In his latest book, renowned historian Hermann Giliomee challenges the conventional wisdom on the downfall of white rule and the end of apartheid. Instead of impersonal forces, or the resourcefulness of an indomitable resistance movement, he emphasises the role of Nationalist leaders and of their outspoken critic, Frederick van Zyl Slabbert. What motivated each of the last Afrikaner leaders, from Verwoerd to de Klerk? How did each try to reconcile economic growth, white privilege, and security with the demands of an increasingly assertive black leadership and unexpected population figures?

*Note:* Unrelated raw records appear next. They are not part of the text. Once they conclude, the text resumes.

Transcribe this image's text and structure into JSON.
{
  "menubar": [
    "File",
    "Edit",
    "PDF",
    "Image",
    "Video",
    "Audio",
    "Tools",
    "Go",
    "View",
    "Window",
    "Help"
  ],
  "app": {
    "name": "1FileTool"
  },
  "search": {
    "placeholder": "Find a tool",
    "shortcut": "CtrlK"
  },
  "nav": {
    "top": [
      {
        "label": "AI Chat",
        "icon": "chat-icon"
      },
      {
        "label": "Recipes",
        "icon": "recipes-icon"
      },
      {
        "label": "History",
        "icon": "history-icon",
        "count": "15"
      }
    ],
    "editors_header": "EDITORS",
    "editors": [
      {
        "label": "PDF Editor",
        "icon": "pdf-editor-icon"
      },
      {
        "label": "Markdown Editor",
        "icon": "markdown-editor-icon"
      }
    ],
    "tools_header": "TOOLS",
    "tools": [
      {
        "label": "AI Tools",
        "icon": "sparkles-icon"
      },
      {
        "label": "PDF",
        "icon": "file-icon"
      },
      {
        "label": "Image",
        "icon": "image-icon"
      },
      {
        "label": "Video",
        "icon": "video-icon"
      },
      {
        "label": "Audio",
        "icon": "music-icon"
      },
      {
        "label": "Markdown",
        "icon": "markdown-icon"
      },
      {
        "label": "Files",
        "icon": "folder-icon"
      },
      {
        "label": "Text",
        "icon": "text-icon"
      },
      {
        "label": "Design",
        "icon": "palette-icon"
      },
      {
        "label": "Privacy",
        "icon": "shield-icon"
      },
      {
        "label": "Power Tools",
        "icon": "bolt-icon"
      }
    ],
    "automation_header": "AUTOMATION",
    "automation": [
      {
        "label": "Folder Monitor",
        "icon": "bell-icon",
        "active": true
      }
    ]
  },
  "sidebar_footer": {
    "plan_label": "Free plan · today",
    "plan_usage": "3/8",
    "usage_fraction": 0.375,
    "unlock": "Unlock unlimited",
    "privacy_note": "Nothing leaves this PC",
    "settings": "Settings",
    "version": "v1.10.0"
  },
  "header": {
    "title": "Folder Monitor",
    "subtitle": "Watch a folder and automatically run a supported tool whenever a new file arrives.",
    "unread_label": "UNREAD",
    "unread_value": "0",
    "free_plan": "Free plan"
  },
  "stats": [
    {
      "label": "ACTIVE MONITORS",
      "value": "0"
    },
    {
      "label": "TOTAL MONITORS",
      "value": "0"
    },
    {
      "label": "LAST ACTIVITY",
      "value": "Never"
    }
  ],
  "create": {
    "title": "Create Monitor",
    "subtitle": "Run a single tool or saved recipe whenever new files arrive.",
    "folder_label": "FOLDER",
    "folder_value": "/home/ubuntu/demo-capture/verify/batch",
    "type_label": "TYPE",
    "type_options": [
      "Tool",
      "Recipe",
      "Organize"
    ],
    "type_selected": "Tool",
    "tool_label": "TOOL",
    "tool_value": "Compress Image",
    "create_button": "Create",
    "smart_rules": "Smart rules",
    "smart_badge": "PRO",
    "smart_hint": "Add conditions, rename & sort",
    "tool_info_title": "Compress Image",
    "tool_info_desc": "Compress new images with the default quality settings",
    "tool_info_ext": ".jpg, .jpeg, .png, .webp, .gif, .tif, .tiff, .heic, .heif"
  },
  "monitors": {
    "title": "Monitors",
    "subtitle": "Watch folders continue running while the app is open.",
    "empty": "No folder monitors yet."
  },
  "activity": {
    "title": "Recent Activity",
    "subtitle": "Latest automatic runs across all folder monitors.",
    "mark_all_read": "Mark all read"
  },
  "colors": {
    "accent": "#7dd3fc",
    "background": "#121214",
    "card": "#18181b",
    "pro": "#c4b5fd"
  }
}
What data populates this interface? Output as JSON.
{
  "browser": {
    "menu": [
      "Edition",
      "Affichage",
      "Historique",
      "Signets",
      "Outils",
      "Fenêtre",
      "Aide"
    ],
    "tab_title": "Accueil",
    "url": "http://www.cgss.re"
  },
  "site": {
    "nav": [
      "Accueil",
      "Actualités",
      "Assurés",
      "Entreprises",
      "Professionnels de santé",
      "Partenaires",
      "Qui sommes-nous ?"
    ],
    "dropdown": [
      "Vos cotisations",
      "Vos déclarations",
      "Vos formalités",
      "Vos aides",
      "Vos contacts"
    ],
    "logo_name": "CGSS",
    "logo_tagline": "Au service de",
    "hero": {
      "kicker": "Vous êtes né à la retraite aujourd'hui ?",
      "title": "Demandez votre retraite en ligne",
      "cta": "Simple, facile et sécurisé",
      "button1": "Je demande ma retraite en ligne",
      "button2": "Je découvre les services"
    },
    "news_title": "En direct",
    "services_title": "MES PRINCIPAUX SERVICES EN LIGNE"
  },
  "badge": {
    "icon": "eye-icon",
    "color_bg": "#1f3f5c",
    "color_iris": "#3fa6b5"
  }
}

In exploring each leader's background, reasoning, and personal foibles, Giliomee takes issue with the assumption that South Africa was inexorably heading for an ANC victory in 1994. He argues that historical accidents radically affected the course of politics.
Drawing on primary sources and personal interviews, Giliomee offers a fresh and stimulating political history that attempts not to condemn but to understand why the last Afrikaner leaders did what they did, and why their own policies ultimately failed them.
Hermann Giliomee, Professor of History at the University of Stellenbosch, South Africa, is the editor or author of thirteen books, including Negotiating South Africa's Future and The Afrikaners: Biography of a People (Virginia). He is the founder of Die Suid-Afrikaan, an Afrikaans journal of opinion, and he has been a regular columnist for the Cape Times, Rand Daily Mail, and other periodicals.